■ EXERCISE DESCRIPTION: Without including any image, repeat every record exactly.
[Opening DATA FOR THIS EXERCISE section]
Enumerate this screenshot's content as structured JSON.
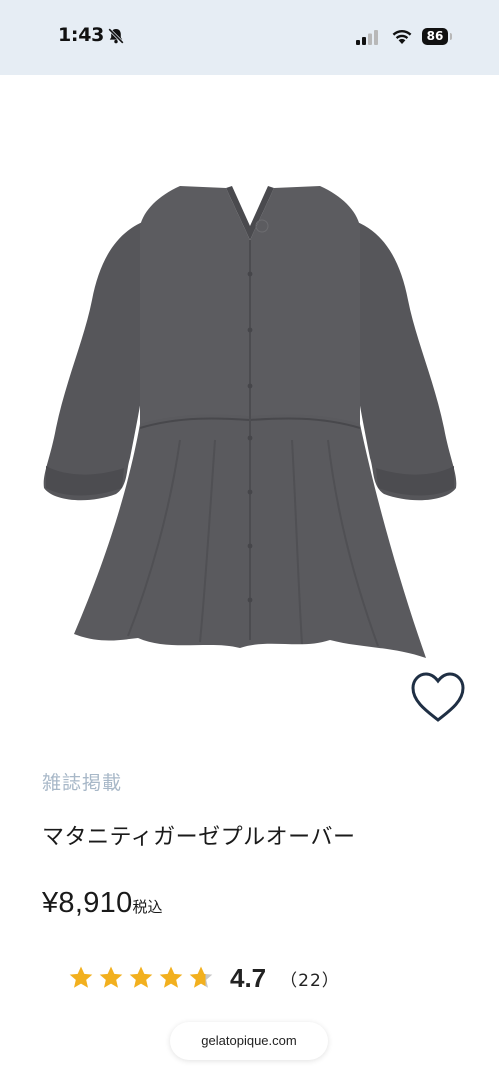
{
  "status_bar": {
    "time": "1:43",
    "battery": "86",
    "icons": [
      "bell-slash-icon",
      "cellular-signal-icon",
      "wifi-icon",
      "battery-icon"
    ]
  },
  "product": {
    "image_icon": "gauze-peplum-pullover-image",
    "tag": "雑誌掲載",
    "name": "マタニティガーゼプルオーバー",
    "price": "¥8,910",
    "tax_label": "税込",
    "rating": {
      "stars": 4.7,
      "max": 5,
      "value_text": "4.7",
      "count_text": "（22）"
    },
    "favorite_icon": "heart-outline-icon"
  },
  "browser": {
    "url": "gelatopique.com"
  },
  "colors": {
    "status_bar_bg": "#e6edf4",
    "garment": "#5a5a5e",
    "heart_stroke": "#1f2f44",
    "star_fill": "#f2b01e",
    "star_empty": "#c8c8c8",
    "tag_text": "#a8b8c8"
  }
}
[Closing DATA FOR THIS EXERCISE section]
■ SOLUTION:
Enumerate this screenshot's content as structured JSON.
{
  "status_bar": {
    "time": "1:43",
    "battery": "86",
    "icons": [
      "bell-slash-icon",
      "cellular-signal-icon",
      "wifi-icon",
      "battery-icon"
    ]
  },
  "product": {
    "image_icon": "gauze-peplum-pullover-image",
    "tag": "雑誌掲載",
    "name": "マタニティガーゼプルオーバー",
    "price": "¥8,910",
    "tax_label": "税込",
    "rating": {
      "stars": 4.7,
      "max": 5,
      "value_text": "4.7",
      "count_text": "（22）"
    },
    "favorite_icon": "heart-outline-icon"
  },
  "browser": {
    "url": "gelatopique.com"
  },
  "colors": {
    "status_bar_bg": "#e6edf4",
    "garment": "#5a5a5e",
    "heart_stroke": "#1f2f44",
    "star_fill": "#f2b01e",
    "star_empty": "#c8c8c8",
    "tag_text": "#a8b8c8"
  }
}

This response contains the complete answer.